> What you will do
For every line in the records that has the word "JSON", make a copy.
[Opening Material for this exercise section]
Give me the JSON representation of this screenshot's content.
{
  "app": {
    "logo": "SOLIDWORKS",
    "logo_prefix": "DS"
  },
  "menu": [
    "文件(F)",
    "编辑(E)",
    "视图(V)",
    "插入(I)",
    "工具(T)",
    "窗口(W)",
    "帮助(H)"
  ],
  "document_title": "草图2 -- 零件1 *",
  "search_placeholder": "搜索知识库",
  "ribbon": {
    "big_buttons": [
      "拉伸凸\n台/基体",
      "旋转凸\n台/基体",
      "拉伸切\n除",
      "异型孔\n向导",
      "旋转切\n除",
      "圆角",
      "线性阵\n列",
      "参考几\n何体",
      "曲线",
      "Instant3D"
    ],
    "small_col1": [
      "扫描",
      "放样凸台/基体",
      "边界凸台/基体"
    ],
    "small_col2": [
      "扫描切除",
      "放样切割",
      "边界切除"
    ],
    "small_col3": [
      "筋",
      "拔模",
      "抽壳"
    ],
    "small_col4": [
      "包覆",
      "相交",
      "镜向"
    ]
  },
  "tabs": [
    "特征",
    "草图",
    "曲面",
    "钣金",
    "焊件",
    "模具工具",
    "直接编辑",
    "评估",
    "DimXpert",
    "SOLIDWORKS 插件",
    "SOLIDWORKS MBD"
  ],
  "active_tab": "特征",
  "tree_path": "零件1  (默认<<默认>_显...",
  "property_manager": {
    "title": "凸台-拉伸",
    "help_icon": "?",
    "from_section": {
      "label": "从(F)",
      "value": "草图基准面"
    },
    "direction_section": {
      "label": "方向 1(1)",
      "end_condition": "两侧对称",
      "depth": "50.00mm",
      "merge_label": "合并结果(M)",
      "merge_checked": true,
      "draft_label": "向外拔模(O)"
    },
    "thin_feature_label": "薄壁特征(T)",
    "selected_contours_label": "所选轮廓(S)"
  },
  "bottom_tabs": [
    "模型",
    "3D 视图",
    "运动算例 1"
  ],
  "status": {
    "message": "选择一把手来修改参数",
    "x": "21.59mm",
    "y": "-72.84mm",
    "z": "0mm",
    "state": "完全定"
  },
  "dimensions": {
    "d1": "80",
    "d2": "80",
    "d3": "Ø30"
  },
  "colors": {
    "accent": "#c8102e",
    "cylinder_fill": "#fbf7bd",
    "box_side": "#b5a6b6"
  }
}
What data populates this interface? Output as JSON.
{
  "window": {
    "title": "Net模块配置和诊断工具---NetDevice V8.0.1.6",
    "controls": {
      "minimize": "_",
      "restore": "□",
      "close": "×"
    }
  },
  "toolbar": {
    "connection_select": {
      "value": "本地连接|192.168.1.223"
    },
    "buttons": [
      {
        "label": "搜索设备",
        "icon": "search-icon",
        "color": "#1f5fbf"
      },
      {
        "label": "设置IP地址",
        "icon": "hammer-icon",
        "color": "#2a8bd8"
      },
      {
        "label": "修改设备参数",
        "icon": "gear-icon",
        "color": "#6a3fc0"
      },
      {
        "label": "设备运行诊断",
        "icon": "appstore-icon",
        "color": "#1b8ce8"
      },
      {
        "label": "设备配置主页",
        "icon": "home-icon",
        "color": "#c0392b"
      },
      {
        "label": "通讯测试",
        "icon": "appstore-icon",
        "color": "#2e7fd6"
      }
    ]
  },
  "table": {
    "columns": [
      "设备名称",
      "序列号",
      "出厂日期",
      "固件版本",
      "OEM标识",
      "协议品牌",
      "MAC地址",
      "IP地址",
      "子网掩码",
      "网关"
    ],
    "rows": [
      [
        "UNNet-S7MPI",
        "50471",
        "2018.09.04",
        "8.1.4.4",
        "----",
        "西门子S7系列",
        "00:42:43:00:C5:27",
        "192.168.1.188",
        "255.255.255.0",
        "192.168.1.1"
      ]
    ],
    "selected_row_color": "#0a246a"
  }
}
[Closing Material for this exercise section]
> Solution below
Give me the JSON representation of this screenshot's content.
What data populates this interface? Output as JSON.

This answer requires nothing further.